(Beginning of ENTRIES SUPPLIED)

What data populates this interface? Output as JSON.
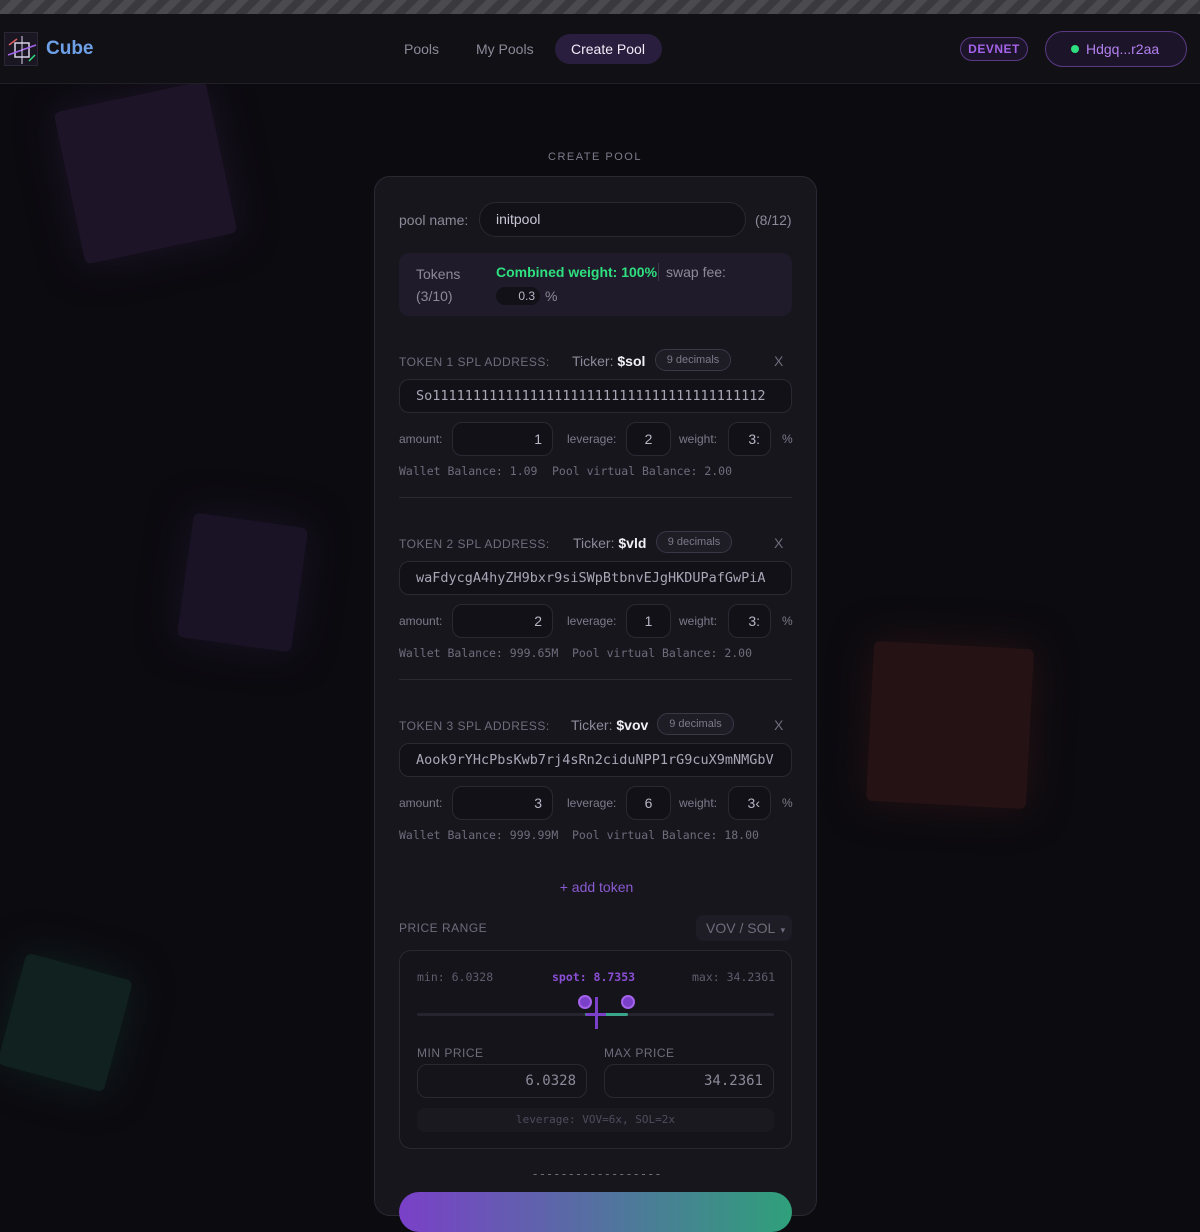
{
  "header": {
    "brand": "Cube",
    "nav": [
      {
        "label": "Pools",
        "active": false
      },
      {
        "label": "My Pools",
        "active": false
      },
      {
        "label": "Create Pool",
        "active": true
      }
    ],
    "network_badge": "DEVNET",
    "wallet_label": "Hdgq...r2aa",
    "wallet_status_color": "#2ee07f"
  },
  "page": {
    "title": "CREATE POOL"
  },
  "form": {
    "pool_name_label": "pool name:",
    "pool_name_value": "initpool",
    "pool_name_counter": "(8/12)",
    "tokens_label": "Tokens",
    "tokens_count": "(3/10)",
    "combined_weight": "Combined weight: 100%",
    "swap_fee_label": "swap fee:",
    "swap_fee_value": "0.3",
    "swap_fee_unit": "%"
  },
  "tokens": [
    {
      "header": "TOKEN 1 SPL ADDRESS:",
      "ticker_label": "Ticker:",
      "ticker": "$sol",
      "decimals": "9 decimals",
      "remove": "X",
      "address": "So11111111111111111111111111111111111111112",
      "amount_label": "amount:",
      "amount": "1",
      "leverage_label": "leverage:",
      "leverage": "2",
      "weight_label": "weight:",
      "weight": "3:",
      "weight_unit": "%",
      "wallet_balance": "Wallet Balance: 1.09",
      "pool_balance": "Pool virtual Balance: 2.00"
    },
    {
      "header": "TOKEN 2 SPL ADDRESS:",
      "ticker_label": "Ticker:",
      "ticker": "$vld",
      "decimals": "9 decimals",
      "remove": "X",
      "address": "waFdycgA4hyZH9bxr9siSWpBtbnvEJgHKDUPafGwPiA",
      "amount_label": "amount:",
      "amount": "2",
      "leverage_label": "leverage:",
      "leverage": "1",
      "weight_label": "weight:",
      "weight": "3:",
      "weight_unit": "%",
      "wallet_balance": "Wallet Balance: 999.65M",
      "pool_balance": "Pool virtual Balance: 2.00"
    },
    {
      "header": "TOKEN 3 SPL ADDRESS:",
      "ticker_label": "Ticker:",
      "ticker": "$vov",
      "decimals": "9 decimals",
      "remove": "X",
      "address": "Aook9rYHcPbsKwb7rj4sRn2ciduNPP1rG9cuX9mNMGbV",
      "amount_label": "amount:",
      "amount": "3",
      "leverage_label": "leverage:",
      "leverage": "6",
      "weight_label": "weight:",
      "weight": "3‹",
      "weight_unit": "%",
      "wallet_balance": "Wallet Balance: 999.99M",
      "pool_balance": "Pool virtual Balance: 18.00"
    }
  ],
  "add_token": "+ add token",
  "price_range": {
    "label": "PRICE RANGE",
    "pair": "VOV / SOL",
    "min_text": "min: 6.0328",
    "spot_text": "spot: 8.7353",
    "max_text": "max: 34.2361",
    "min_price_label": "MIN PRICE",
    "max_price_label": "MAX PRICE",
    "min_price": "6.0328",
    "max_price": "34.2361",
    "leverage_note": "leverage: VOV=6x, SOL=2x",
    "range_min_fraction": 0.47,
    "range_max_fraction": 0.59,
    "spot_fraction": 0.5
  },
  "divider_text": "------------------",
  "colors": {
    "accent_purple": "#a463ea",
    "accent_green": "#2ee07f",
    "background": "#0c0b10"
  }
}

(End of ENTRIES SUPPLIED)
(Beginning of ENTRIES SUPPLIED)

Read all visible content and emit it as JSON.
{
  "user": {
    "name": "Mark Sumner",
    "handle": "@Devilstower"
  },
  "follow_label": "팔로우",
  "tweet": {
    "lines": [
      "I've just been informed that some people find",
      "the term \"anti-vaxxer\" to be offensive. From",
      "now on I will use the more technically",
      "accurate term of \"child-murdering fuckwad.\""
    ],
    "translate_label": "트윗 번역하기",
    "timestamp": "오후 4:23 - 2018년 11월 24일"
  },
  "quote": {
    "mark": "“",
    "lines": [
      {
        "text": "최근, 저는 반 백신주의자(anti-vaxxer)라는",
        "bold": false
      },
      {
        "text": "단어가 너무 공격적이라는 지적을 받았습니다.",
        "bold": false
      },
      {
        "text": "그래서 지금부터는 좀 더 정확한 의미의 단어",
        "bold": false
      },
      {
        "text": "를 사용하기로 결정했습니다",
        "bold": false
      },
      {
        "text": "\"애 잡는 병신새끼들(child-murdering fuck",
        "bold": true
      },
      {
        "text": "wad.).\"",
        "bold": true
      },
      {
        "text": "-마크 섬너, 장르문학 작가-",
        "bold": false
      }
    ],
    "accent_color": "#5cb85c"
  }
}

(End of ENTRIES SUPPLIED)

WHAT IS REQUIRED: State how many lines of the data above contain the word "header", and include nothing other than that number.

ANSWER SPACE: 4